As I slumped my way through another lifeless meeting last week (not my client, thankfully) I got to wondering: With all we know about how to have good meetings, why are there still so many bad meetings happening?
So what’s the problem? We all know what we should do. There has been decades of research on what it takes to have a good meeting.
Everyone knows they are supposed to have an agenda, but they often don’t–and don’t even get me started on a clear outcome for the meeting. Good meetings stay on point; they start and end on time. But most meetings run late, especially since people follow tangents all over the place, not focusing on the reason everyone is in the room in the first place. Many meetings have too many people and some have not the right people in the room to make the decision. And, for a variety of reasons, meetings can often be simply dull.
Then why are meetings worse than ever?
The answer is simple: people don’t take the time to plan. Leaders schedule the meeting (or let the meeting be scheduled); but they don’t schedule time in advance of that to plan the meeting. Not planning your meeting is a meeting disaster waiting to happen. And, perhaps, counter-intuitively, planning the meeting can sometimes be more important than the meeting itself.
When you take the time to plan the meeting, you slow down and actually think through the purpose of the meeting and who should actually be there.
I coach a COO of a fast-growing startup and sorry to say that his team dreaded the meetings he ran. He tried to pack in too much content, and it usually wasn’t at the same level of importance: he would include tactical things like “where should we go on the company outing” along with strategic things like “discussion of growth margin for the quarter.” In his one-on-ones, he and his direct report would cover the things that were top of mind but did not discuss items that were important for long-term planning.
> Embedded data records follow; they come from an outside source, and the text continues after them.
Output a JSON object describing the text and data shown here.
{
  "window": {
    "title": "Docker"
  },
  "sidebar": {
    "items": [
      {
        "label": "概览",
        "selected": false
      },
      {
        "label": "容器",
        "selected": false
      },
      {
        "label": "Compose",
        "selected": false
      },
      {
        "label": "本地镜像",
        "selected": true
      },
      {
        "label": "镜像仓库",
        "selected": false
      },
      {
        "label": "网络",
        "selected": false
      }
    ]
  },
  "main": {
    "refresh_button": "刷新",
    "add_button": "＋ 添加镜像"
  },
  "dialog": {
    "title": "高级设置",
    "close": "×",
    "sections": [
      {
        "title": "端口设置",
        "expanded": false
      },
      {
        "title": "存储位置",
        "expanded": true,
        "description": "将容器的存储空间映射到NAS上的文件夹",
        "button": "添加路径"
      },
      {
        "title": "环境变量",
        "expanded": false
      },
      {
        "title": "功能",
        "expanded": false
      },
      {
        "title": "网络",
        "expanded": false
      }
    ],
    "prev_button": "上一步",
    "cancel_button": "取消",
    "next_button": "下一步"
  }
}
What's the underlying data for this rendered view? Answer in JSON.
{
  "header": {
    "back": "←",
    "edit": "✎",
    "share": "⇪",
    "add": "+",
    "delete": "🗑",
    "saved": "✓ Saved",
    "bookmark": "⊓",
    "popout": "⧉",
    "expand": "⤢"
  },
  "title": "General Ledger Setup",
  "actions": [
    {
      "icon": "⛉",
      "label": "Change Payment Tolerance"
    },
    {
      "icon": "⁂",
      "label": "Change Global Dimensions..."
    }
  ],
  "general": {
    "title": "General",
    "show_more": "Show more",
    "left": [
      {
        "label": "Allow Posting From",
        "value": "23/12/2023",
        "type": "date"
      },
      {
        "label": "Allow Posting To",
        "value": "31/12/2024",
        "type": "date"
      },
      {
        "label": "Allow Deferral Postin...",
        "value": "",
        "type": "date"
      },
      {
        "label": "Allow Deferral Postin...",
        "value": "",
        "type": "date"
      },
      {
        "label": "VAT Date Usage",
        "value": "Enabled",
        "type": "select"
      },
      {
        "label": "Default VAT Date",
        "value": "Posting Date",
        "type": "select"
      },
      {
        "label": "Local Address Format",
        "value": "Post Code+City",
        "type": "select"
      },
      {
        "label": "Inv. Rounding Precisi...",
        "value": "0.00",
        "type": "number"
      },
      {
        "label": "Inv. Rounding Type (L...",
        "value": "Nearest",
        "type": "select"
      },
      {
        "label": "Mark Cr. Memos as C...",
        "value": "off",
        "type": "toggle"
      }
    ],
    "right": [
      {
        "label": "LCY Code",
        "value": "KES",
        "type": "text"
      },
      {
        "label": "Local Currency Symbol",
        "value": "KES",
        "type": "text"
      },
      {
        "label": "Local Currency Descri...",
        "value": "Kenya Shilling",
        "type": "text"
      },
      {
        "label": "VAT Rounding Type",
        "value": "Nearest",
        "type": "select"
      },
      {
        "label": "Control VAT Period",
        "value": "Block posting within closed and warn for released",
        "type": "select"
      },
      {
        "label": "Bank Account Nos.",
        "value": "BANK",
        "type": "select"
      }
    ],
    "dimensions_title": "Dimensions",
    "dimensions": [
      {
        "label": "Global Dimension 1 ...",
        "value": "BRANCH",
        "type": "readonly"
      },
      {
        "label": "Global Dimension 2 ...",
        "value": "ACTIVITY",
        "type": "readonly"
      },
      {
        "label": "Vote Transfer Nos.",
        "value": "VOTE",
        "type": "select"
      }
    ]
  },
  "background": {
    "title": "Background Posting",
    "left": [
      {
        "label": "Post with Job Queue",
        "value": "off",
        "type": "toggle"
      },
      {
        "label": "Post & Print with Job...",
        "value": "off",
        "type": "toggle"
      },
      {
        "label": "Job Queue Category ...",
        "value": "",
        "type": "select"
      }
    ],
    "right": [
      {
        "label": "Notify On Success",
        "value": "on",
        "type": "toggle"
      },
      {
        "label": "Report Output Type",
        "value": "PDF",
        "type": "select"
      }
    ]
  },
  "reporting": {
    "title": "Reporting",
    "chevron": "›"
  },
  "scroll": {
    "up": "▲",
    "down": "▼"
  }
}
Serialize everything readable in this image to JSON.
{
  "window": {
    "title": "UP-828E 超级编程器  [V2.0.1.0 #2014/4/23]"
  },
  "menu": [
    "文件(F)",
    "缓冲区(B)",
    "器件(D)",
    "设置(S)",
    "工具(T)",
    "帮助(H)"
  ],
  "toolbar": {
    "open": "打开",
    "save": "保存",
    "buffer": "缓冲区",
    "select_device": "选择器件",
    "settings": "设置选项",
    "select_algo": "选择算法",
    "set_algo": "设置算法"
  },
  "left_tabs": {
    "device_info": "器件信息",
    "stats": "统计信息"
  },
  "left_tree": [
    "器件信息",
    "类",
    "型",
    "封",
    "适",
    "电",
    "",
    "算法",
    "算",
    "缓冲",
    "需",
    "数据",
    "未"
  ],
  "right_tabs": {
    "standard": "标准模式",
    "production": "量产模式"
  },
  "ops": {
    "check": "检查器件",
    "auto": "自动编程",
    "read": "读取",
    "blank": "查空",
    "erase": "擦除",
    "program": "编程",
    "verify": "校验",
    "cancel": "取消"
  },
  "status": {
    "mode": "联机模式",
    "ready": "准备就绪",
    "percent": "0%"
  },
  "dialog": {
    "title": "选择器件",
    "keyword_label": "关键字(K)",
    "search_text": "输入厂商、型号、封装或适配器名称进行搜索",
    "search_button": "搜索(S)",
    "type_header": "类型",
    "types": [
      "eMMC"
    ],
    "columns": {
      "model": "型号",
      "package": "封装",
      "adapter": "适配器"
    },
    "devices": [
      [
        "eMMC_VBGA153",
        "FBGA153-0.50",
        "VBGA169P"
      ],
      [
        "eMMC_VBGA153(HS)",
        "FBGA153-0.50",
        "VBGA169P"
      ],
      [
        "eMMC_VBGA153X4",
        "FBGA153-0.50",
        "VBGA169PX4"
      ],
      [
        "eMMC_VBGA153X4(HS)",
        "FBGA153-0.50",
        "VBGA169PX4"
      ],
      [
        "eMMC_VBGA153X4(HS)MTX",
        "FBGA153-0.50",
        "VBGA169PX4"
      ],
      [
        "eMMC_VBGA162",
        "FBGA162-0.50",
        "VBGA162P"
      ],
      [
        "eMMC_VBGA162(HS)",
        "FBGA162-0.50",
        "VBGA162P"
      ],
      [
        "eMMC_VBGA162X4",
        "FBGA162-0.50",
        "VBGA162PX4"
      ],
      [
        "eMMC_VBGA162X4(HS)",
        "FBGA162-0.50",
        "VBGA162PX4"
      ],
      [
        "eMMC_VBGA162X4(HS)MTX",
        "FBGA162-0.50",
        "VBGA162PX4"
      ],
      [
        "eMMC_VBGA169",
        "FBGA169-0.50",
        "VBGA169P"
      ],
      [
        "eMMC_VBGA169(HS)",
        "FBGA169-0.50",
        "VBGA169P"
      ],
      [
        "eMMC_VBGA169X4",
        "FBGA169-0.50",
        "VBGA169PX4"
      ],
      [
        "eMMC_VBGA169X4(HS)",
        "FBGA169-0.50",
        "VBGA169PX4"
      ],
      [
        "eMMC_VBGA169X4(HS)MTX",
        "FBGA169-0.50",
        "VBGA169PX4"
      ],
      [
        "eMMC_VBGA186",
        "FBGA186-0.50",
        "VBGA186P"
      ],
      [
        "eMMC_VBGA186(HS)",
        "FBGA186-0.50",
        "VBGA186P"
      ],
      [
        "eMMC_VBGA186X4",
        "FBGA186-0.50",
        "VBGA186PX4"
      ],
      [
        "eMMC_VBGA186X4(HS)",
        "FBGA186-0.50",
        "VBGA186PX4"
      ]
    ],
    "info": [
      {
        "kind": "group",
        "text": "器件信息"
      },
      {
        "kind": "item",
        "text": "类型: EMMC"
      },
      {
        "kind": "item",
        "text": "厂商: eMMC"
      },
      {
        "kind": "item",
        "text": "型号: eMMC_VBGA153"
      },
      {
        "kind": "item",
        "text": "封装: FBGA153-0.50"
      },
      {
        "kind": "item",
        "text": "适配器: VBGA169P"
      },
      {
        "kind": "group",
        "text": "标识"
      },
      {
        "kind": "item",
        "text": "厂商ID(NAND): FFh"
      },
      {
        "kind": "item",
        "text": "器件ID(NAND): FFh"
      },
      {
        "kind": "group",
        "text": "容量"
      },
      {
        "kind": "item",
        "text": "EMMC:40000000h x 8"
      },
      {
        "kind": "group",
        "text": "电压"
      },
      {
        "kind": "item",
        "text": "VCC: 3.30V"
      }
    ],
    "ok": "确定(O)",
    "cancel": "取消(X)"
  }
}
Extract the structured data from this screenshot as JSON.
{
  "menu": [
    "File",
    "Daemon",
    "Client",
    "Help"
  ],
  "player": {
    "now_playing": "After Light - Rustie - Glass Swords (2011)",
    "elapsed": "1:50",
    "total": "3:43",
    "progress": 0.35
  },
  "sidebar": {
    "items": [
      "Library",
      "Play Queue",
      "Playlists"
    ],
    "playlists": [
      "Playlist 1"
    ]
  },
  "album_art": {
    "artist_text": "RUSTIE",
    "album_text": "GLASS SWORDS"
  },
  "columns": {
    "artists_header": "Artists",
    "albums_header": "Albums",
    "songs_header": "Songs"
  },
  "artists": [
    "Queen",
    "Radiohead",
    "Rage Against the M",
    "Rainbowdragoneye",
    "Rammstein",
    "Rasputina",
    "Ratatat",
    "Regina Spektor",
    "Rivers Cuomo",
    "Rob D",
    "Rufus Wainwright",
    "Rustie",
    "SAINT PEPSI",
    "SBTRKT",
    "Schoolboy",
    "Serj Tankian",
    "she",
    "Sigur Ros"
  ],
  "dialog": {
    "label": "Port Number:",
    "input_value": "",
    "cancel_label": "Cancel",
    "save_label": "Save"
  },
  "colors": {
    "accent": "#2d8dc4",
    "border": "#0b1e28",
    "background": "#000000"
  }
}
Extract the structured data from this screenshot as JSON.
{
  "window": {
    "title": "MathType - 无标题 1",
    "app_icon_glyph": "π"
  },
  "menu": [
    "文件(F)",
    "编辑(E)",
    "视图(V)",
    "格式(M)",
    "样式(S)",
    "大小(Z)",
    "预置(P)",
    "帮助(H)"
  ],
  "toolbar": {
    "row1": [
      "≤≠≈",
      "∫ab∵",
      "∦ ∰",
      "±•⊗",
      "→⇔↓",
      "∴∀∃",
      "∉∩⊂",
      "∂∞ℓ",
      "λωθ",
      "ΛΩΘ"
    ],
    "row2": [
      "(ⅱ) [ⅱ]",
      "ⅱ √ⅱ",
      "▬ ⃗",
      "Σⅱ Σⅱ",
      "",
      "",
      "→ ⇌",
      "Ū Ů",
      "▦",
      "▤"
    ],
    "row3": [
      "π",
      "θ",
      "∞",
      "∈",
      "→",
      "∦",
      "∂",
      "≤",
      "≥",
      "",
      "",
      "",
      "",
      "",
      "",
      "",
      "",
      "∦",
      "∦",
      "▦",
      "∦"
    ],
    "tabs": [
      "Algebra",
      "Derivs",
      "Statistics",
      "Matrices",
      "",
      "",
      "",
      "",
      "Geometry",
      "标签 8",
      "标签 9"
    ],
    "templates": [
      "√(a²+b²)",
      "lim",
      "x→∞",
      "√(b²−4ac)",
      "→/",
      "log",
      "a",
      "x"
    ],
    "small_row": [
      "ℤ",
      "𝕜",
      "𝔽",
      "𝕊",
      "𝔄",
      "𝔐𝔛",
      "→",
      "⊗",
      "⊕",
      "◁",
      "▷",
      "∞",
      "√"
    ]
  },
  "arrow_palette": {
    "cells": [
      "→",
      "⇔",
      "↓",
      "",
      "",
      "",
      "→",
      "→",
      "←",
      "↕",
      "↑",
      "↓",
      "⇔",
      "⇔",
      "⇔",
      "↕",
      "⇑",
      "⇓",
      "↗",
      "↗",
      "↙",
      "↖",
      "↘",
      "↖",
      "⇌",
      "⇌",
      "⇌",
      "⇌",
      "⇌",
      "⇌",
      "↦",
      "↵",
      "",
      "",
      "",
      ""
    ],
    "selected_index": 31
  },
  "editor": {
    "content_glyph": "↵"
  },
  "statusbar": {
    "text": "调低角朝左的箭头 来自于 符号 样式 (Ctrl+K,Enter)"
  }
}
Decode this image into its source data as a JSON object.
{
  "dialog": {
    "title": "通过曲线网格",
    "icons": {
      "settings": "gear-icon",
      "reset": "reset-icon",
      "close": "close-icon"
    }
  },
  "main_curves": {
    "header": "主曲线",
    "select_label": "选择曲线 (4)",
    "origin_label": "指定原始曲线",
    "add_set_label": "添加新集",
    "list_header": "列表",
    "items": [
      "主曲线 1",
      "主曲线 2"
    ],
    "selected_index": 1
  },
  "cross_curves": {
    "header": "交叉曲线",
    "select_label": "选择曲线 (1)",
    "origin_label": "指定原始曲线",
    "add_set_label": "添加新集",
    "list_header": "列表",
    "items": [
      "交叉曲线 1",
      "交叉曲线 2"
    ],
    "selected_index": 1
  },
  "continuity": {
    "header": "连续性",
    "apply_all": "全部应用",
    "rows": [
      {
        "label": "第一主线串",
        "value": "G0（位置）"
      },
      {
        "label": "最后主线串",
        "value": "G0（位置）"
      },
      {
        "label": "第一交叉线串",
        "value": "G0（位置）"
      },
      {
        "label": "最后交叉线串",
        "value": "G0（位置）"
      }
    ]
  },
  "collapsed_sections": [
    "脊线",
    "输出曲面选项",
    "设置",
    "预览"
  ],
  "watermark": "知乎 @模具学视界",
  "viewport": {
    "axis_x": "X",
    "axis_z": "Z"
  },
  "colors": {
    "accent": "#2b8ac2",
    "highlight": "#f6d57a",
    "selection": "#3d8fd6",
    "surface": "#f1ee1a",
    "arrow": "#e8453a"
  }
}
The COO is extremely intelligent and analytical. When we debriefed the meetings, he always knew where he had gone wrong. He realized that if he would “debrief” the meeting before he had it, he would have a better meeting. The meeting would achieve its purpose, everyone would get more out of it, and overall it would add energy rather than drain him and his team. He immediately decided to put a one-hour time block on his calendar every Monday just to plan out his meetings for the week. The efficiency, productivity, and, overall, enjoyment of his meetings skyrocketed overnight.
Putting time on your calendar to do the basic housekeeping of meeting planning will instantly upgrade the quality of your meetings, too.
Here is a good checklist of some questions to ask yourself when you sit down and plan the meeting:
- What is the purpose of this meeting?
- What is the specific outcome you’d like from this meeting? Is it simply to sync everyone up? Make a decision together? Communicate specific things?
- How will you set up the meeting to arrive at that specific outcome?
- Who should be included?
- Is there pre-reading or other preparation you want others to do before the meeting? If so how will you tell them about it?
- Is it a regular weekly or monthly meeting? If so, do you need to re-think the format and purpose and desired outcomes of that meeting?
As you get more sophisticated in planning your meetings, you might see that you don’t need a meeting at all. Or you may see that you need to separate out certain topics into their own shorter meetings. Spending the time planning helps you pinpoint much more accurately what you need to do to achieve your outcome.
As a CEO or other leader, you send a message in the way you hold meetings. Every participant in that meeting is having an experience of you–of the company. When they leave that meeting they are taking away a mood, an experience, and some message about what this company is about. What message do you want to send?